Bin Laden’s death last year further weakened al-Qaeda and it was unlikely the terror group could stage another strike on the scale of the attacks of September 11, 2001, a counterterrorism official told reporters.
“It’s really hard to imagine Al-Qaeda core gathering together the resources, the training, the talent, the money to repeat a 9/11 type of attack,” said the official, who spoke on condition of anonymity.
While it was ‘too soon to declare victory’, the official said ‘some could argue that the organisation that brought us 9/11 is essentially gone’. But ‘the movement certainly survives, the ideology of the global jihad survives, Bin Laden’s philosophy, that survives in a variety of places outside of Pakistan’, the official added.
Among al-Qaeda’s affiliates, the group’s branch in Yemen posed the greatest danger to the United States and has gained in strength while producing ‘widespread and effective’ propaganda, the official said.
Al-Qaeda’s ‘decentralisation’ meant the bulk of terror attacks in the future would be carried out by the group’s regional affiliates, said Robert Cardillo, deputy director of the Office of the Director of National Intelligence.
As the network evolves, there will likely be disagreement among leaders about pursuing a global campaign of attacks or focusing more on local targets where regional branches are based, Cardillo said.
He predicted a ‘vigorous debate about local versus global jihad within and among terrorist organisations’.
The clearest evidence of the decline of al-Qaeda’s ‘core’ was ‘the reduced threat of a mass-casualty attack’, he said.
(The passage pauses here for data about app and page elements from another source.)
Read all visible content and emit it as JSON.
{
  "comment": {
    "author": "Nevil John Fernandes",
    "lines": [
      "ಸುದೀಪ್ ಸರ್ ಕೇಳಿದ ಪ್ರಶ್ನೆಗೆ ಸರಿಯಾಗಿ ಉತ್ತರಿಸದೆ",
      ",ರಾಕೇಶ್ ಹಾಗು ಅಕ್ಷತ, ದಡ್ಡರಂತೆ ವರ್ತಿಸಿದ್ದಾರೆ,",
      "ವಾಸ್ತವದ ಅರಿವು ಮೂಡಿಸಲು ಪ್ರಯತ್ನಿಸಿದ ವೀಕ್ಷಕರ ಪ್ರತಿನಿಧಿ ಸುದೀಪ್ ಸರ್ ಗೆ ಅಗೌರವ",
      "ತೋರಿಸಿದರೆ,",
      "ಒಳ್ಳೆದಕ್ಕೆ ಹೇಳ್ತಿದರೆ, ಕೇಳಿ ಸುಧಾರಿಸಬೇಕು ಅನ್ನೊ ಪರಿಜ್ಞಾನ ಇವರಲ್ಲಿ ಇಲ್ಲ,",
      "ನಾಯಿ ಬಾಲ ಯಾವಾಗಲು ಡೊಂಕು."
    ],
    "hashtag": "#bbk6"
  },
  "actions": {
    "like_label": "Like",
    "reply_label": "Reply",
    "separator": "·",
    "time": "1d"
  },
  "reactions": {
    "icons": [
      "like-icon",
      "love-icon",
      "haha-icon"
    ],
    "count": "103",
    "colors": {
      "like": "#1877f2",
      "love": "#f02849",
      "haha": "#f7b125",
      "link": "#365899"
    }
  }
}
Cardillo reiterated previous US intelligence assessments that a chemical, biological, radiological or nuclear attack on the United States by al-Qaeda was unlikely in the next year.
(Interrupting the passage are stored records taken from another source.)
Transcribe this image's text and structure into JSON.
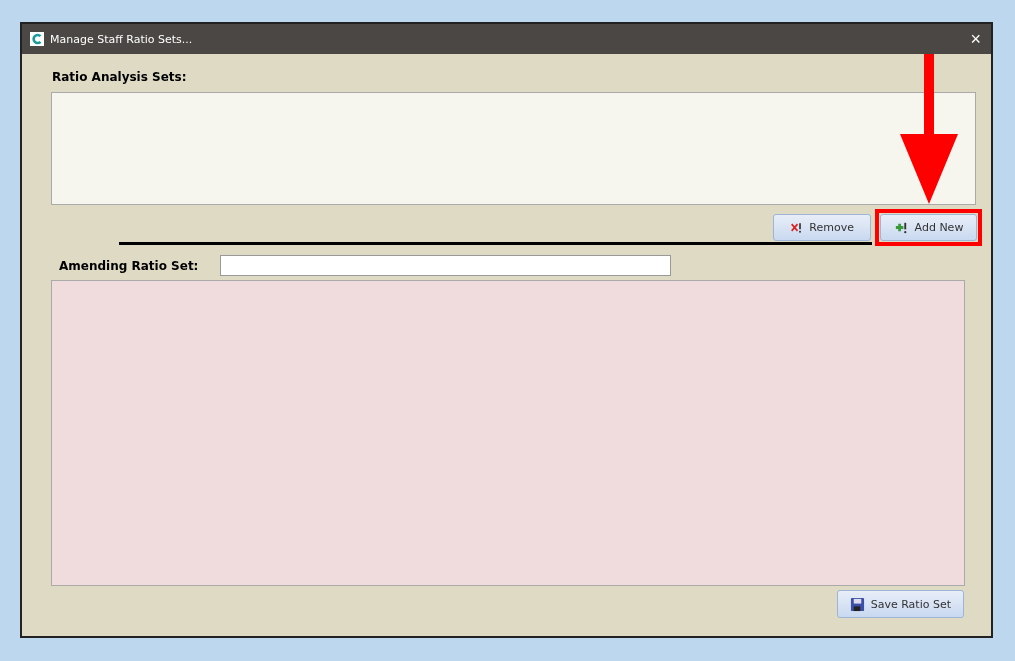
{
  "window": {
    "title": "Manage Staff Ratio Sets...",
    "close": "×"
  },
  "sets": {
    "label": "Ratio Analysis Sets:"
  },
  "buttons": [
    {
      "label": "Remove",
      "kind": "remove"
    },
    {
      "label": "Add New",
      "kind": "add"
    }
  ],
  "amend": {
    "label": "Amending Ratio Set:"
  },
  "save": {
    "label": "Save Ratio Set"
  }
}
While the danger of an elaborate, large-scale attack had diminished, the threat of so-called ‘lone wolves’ inspired but not directed by al-Qaeda still present a challenge to counterterrorism efforts, officials said.
Attacks such as the shooting spree last month in France by militant gunman Mohamed Merah and a 2009 homegrown assault at Fort Hood in Texas are difficult to disrupt.
“People like Merah who act on their own, who equip themselves with weapons, who decide to act essentially on their own timing and at their own targets, are truly the most difficult targets we face,” the counterterrorism official said.
ISI says it tipped off CIA on Laden
WASHINGTON: Pakistan’s intelligence service believes it deserves credit for helping US spy agencies locate the hideout of Osama bin Laden, who was killed by US commandos nearly a year ago, The Washington Post reported. “The lead and the information actually came from us,” an unnamed senior official with Pakistan’s Inter-Services Intelligence Directorate told The Post. The al-Qaeda founder and 9/11 mastermind was killed on May 2 last year in a secret US Navy SEAL operation in a walled-off compound in the Pakistani garrison town of Abbottabad, north of the Pakistani capital. Washington and Islamabad are now working to repair their relationship, which was badly damaged by the revelation that the world’s most wanted man was living a stone’s throw from Pakistan’s elite
military academy. “Any hit on al-Qaeda anywhere in the world has happened with our help,” The Post quotes one of the Pakistani intelligence officials as saying.